## Brief
Search the entries for lines that contain the word "modified", and report each one found.

## Entries taken from a collection
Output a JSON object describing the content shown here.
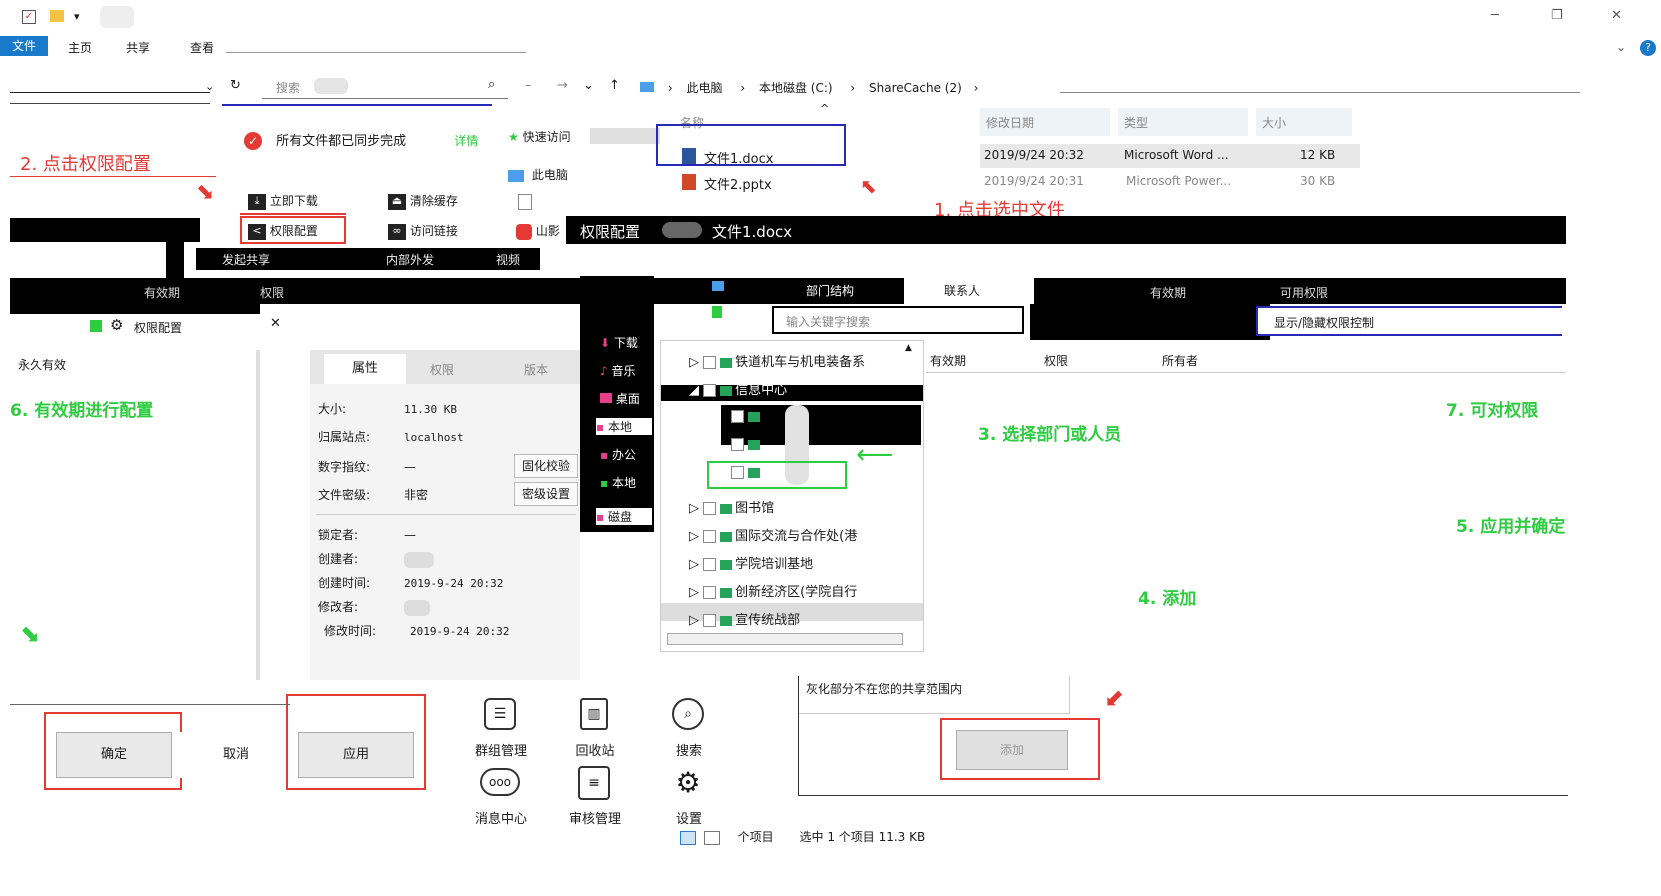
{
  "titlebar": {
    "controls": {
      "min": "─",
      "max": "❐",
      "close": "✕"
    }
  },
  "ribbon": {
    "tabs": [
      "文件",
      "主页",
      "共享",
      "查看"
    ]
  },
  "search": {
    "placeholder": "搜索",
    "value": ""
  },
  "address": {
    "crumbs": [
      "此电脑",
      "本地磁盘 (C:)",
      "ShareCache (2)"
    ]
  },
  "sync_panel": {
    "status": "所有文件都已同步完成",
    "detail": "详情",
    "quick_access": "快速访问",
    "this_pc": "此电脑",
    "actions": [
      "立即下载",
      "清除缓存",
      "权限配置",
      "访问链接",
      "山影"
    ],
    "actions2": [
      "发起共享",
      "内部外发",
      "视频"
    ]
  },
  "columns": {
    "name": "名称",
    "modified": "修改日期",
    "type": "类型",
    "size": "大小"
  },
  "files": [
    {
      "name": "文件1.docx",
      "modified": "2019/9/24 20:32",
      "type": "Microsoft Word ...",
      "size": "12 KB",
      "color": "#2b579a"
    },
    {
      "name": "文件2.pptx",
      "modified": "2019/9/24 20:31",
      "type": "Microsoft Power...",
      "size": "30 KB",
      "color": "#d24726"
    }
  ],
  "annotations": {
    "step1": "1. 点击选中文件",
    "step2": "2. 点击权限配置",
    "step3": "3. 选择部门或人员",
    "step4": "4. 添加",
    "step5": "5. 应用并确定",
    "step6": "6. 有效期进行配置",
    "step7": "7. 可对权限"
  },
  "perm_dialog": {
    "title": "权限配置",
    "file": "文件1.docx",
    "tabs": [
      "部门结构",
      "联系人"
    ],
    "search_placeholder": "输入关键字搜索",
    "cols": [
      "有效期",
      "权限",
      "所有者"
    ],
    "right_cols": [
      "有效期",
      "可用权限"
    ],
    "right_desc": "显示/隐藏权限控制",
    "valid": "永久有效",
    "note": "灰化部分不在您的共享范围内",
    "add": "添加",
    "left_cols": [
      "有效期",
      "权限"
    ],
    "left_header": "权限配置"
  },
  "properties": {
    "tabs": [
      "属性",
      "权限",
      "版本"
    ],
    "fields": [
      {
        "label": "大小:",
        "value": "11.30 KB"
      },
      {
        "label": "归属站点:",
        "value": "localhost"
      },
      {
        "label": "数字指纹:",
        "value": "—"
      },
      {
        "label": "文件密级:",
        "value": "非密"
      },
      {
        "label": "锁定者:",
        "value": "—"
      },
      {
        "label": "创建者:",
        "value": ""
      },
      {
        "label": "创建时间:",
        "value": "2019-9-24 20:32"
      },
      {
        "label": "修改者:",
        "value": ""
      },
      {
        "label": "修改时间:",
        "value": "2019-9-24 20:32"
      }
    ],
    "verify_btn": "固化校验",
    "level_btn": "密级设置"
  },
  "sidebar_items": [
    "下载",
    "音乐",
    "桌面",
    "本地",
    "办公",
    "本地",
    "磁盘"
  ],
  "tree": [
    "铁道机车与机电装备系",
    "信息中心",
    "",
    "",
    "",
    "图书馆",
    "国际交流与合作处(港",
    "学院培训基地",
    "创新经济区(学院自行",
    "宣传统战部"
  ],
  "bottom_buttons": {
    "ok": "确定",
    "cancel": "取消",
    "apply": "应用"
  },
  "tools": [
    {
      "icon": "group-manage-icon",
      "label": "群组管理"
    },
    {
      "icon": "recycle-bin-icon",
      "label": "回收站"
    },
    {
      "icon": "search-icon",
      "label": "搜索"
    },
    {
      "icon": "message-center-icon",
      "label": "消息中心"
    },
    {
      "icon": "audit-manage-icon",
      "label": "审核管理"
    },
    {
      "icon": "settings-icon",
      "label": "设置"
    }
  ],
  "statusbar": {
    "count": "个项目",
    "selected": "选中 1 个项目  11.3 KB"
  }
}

## Result of the exercise
    "modified": "修改日期",
      "modified": "2019/9/24 20:32",
      "modified": "2019/9/24 20:31",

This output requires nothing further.